Let's take a look at which large U.S. bank grew deposits most and also picked up the most market share during a year when deposits absolutely flooded into the banking system.
Who grew the most?
Since the pandemic began in early 2020, trillions of dollars have flooded into the banking system in an unprecedented liquidity event. When the pandemic began, many people pulled money out of various investments and the stock market to avoid a potential downturn and recession.
During the pandemic, the personal savings rate jumped to extremely high levels. Then, the federal government infused trillions of dollars into the economy, not to mention quantitative easing by the Federal Reserve; all of which contributed to more deposits in the banking system, especially in the largest banks.
The one thing to keep in mind is that all of this liquidity may normalize at some point, especially with the Fed thinking about tapering its bond purchases, with spending levels getting back to normal, and with less federal intervention as the economy normalizes. With that said, here is deposit growth for the country's largest banks from June 30, 2020 to the same day in 2021.
|Bank||Deposits 2020 (Trillions)||Deposits 2021 (Trillions)||Deposit Market Share 2020||Deposit Market Share 2021|
|JPMorgan Chase (JPM 0.17%)||$1.71||$2.01||10.94%||11.67%|
|Bank of America (BAC -4.26%)||$1.73||$1.87||11.09%||10.86%|
|Wells Fargo (WFC -0.60%)||$1.46||$1.47||9.4%||8.51%|
It was a great year for JPMorgan, who in 2020 lagged behind Bank of America in terms of total deposits and market share. Since then, the country's largest bank has surpassed $2 trillion in deposits and now holds a decent lead over Bank of America in terms of deposit market share.
Bank of America didn't have a bad year, growing deposits $140 billion in that time period. It's a bit tough to tell if JPMorgan is truly stealing market share from Bank of America. Yes, they are now leading by a good amount, but again, with all of the liquidity that flooded the system, it will be interesting to see how these banks stack up once things normalize a bit.

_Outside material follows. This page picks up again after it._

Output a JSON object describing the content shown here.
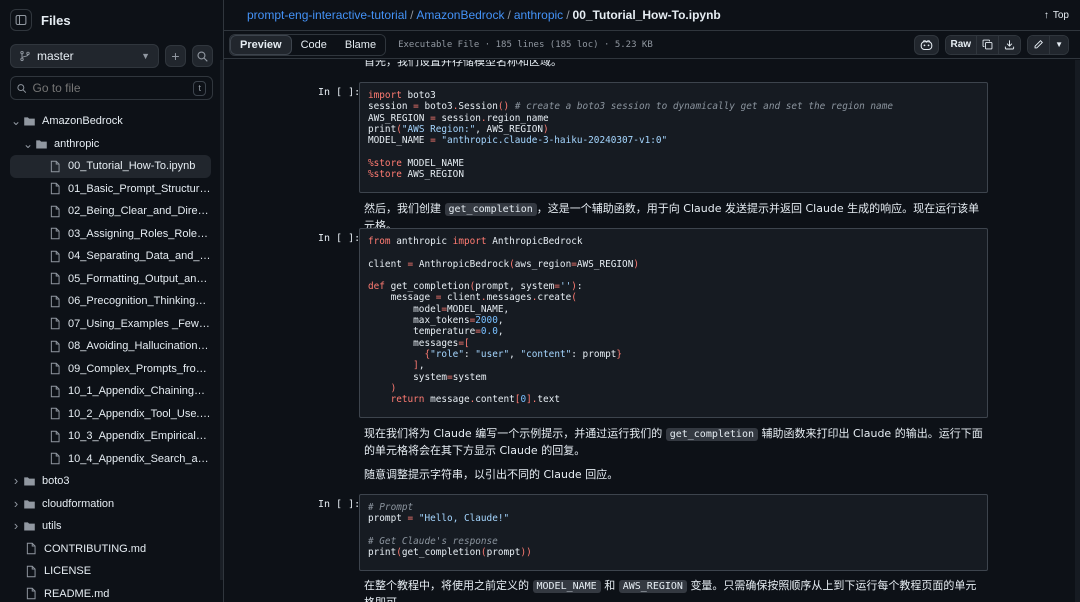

It will also be interesting to see if Wells Fargo is able to take back some market share if and when the Federal Reserve lifts the $1.95 trillion asset cap placed on the bank for its phony-accounts scandal. The bank hasn't been able to grow its balance sheet in years, but historically was a very good deposit gatherer and had one of the largest branch networks.
One thing to keep in mind is that JPMorgan is more than halfway into a five-year plan to launch 400 new branches in markets the bank hasn't historically had a retail presence in. That initiative has been going very well, and the bank will be in all lower 48 U.S. states this year.
If you're a JPMorgan shareholder, you've got to feel great about what you're seeing. The bank has grown deposits tremendously and has taken the lead in terms of overall deposit market share from Bank of America.
I wouldn't get too down on Bank of America, though, which still grew deposits very strongly during the most recent 12-month period that data is available. The big variables here are how much of these new deposits stick around once some of the excess liquidity leaves the banking system, and how effective Wells Fargo will be at building up its deposit position once the bank is free of the asset cap. But make no mistake, JPMorgan looks like the big winner from the recent FDIC report.